High priorities


The first priority, probably deservedly so in a fast-growing area, is local coverage. This is in line with the Department of Transport’s strict coverage requirements (90% of residents within 400 metres of a route). Six new routes have been added and others have been extended. This is at least comparable to Wyndham as the biggest addition of new routes in recent times.


The close second priority is longer operating spans in accordance with minimum standards. In many areas this means Sunday and early evening service for the first time. It will be possible to leave the city as late as 7:30 - 8pm yet be able to make the last bus, unlike now where many local buses finish before the pm peak has ended.

Simpler routes

The third priority is some route simplification. Full assessment of this will have to await release of network maps and timetables. However it looks as if the new network will remove some of the confusing peak and off-peak service variations that now exist.

Low priorities

Three areas appear to have received low priority when planning the Casey/Cardinia network. These are as follows:

Connectivity with trains

The first is connectivity with trains. Unlike Werribee and Hoppers Crossing, buses at Pakenham and Cranbourne are often not frequency harmonised with trains (see below).

Bus/train connectivity is an area that a bus review could address, and indeed consultants' reports from all areas have highlighted this as an area for improvement.

However the new (higher) frequencies announced so far have tended to reduce maximum waiting times but do not always provide for even connectivity with trains. Three examples are below:

Route 847 (replacing 839): Weekdays frequency increase from 40 to 30 minutes (harmonised), weekends increase from 80 to 60 minutes (not harmonised).

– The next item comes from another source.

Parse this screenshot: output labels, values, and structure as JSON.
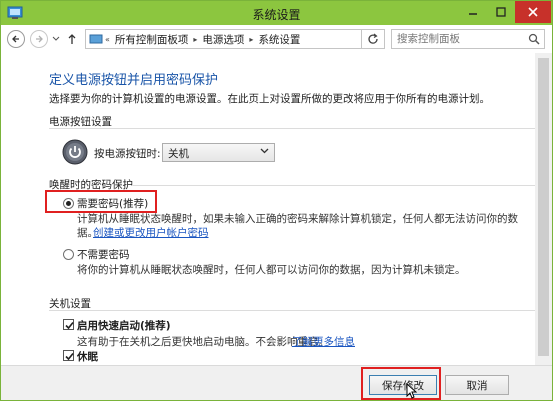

Route 894: Weekday frequency increase from 75 to 45 minutes (not harmonised) and Saturday frequency increase from 75 to 60 minutes (not harmonised).

Route 895: Weekday frequency increase from 75 to 45 minutes (not harmonised) and Saturday frequency increase from 75 to 60 minutes (not harmonised).

This continuation of non-harmonised headways appear to indicate either (a) a view that bus frequency should be maximised, even if this compromises connectivity through the use of incompatible headways (eg going for 45 minute rather than 60 minute headways to connect with weekday trains every 30 minutes), (b) a view that buses are for local school and shopper trips only and connectivity with trains or other buses is unimportant, or (c) a view that trains are insufficiently reliable to connect to.

Established areas

The second area of low or no priority has been in services to established areas, even those with low incomes and high transport needs, such as much of the City of Greater Dandenong. While many of these areas already have a Sunday service, there remain other needs such as the upgrade of local routes in Endeavour Hills to full minimum standards and a link to Fountain Gate Shopping Centre. On the latter, the current Route 842 operates only thrice daily (Monday – Friday), whereas other areas in Cardinia such as the semi-rural Emerald and Gembrook are better served.

Direct routes

Thirdly the development of frequent and direct routes (as potential SmartBus corridors in the future) have not been emphasised in the release, though some straightening of existing routes may indicate some progress towards this. Examples could include stronger links between Cranbourne and Berwick, Fountain Gate, Endeavour Hills and Frankston, as well as between Casey and the Dandenong South Industrial Area. These routes could either be stand-alone services, or, as suggested for Wyndham a combination of two local routes providing a higher combined frequency.


The new network promises an upgrade of buses in Casey and Cardinia to the span and frequency now general in most of the rest of Melbourne. The changes to commence shortly are likely to be the biggest single service upgrade these suburbs have received since they were first developed. However unless there is a substantial effort to improve connectivity through integrated timetabling, these services will be most useful for local travel only.